Items listed in a dataset:
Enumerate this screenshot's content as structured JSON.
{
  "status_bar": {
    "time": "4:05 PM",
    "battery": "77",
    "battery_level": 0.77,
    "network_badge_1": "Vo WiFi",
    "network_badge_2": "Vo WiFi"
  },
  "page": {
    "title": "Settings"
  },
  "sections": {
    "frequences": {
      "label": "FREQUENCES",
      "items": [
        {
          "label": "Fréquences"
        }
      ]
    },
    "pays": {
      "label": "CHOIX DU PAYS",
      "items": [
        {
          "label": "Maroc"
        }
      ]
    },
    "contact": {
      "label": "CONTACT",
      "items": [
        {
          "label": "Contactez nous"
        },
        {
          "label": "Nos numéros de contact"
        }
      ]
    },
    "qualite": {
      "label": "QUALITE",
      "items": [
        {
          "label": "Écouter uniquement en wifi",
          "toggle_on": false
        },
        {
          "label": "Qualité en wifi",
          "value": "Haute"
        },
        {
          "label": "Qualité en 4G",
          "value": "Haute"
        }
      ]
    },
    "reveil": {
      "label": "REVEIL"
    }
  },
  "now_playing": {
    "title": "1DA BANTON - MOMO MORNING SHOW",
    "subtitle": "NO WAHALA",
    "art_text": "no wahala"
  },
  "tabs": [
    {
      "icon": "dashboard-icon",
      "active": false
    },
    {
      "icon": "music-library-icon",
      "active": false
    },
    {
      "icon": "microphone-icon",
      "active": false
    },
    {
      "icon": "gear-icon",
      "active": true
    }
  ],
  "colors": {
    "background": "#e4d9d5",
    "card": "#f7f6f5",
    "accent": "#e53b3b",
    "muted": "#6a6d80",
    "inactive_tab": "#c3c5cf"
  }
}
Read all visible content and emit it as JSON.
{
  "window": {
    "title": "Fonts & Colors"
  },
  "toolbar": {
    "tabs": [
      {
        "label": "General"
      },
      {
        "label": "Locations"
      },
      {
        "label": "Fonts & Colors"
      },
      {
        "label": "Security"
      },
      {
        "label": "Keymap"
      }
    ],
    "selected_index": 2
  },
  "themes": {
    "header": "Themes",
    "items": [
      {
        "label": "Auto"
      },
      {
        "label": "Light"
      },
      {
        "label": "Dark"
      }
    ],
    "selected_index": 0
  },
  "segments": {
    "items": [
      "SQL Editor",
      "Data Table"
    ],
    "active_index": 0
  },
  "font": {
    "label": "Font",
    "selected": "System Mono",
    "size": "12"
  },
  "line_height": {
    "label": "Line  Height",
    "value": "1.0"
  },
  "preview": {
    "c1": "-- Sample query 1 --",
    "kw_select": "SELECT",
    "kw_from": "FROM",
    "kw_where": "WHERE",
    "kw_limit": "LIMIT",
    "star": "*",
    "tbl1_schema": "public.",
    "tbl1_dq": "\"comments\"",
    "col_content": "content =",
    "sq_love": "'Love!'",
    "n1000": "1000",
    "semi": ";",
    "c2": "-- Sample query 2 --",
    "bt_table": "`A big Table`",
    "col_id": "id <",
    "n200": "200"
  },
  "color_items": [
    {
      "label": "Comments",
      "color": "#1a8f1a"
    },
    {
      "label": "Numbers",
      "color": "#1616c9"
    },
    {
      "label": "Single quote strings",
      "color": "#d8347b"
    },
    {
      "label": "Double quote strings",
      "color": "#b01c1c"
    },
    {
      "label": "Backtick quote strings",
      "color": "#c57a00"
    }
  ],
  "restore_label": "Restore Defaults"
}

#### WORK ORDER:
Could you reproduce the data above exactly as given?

#### WRITTEN SOLUTION:
Enumerate this screenshot's content as structured JSON.
{
  "status_bar": {
    "time": "4:05 PM",
    "battery": "77",
    "battery_level": 0.77,
    "network_badge_1": "Vo WiFi",
    "network_badge_2": "Vo WiFi"
  },
  "page": {
    "title": "Settings"
  },
  "sections": {
    "frequences": {
      "label": "FREQUENCES",
      "items": [
        {
          "label": "Fréquences"
        }
      ]
    },
    "pays": {
      "label": "CHOIX DU PAYS",
      "items": [
        {
          "label": "Maroc"
        }
      ]
    },
    "contact": {
      "label": "CONTACT",
      "items": [
        {
          "label": "Contactez nous"
        },
        {
          "label": "Nos numéros de contact"
        }
      ]
    },
    "qualite": {
      "label": "QUALITE",
      "items": [
        {
          "label": "Écouter uniquement en wifi",
          "toggle_on": false
        },
        {
          "label": "Qualité en wifi",
          "value": "Haute"
        },
        {
          "label": "Qualité en 4G",
          "value": "Haute"
        }
      ]
    },
    "reveil": {
      "label": "REVEIL"
    }
  },
  "now_playing": {
    "title": "1DA BANTON - MOMO MORNING SHOW",
    "subtitle": "NO WAHALA",
    "art_text": "no wahala"
  },
  "tabs": [
    {
      "icon": "dashboard-icon",
      "active": false
    },
    {
      "icon": "music-library-icon",
      "active": false
    },
    {
      "icon": "microphone-icon",
      "active": false
    },
    {
      "icon": "gear-icon",
      "active": true
    }
  ],
  "colors": {
    "background": "#e4d9d5",
    "card": "#f7f6f5",
    "accent": "#e53b3b",
    "muted": "#6a6d80",
    "inactive_tab": "#c3c5cf"
  }
}
Read all visible content and emit it as JSON.
{
  "window": {
    "title": "Fonts & Colors"
  },
  "toolbar": {
    "tabs": [
      {
        "label": "General"
      },
      {
        "label": "Locations"
      },
      {
        "label": "Fonts & Colors"
      },
      {
        "label": "Security"
      },
      {
        "label": "Keymap"
      }
    ],
    "selected_index": 2
  },
  "themes": {
    "header": "Themes",
    "items": [
      {
        "label": "Auto"
      },
      {
        "label": "Light"
      },
      {
        "label": "Dark"
      }
    ],
    "selected_index": 0
  },
  "segments": {
    "items": [
      "SQL Editor",
      "Data Table"
    ],
    "active_index": 0
  },
  "font": {
    "label": "Font",
    "selected": "System Mono",
    "size": "12"
  },
  "line_height": {
    "label": "Line  Height",
    "value": "1.0"
  },
  "preview": {
    "c1": "-- Sample query 1 --",
    "kw_select": "SELECT",
    "kw_from": "FROM",
    "kw_where": "WHERE",
    "kw_limit": "LIMIT",
    "star": "*",
    "tbl1_schema": "public.",
    "tbl1_dq": "\"comments\"",
    "col_content": "content =",
    "sq_love": "'Love!'",
    "n1000": "1000",
    "semi": ";",
    "c2": "-- Sample query 2 --",
    "bt_table": "`A big Table`",
    "col_id": "id <",
    "n200": "200"
  },
  "color_items": [
    {
      "label": "Comments",
      "color": "#1a8f1a"
    },
    {
      "label": "Numbers",
      "color": "#1616c9"
    },
    {
      "label": "Single quote strings",
      "color": "#d8347b"
    },
    {
      "label": "Double quote strings",
      "color": "#b01c1c"
    },
    {
      "label": "Backtick quote strings",
      "color": "#c57a00"
    }
  ],
  "restore_label": "Restore Defaults"
}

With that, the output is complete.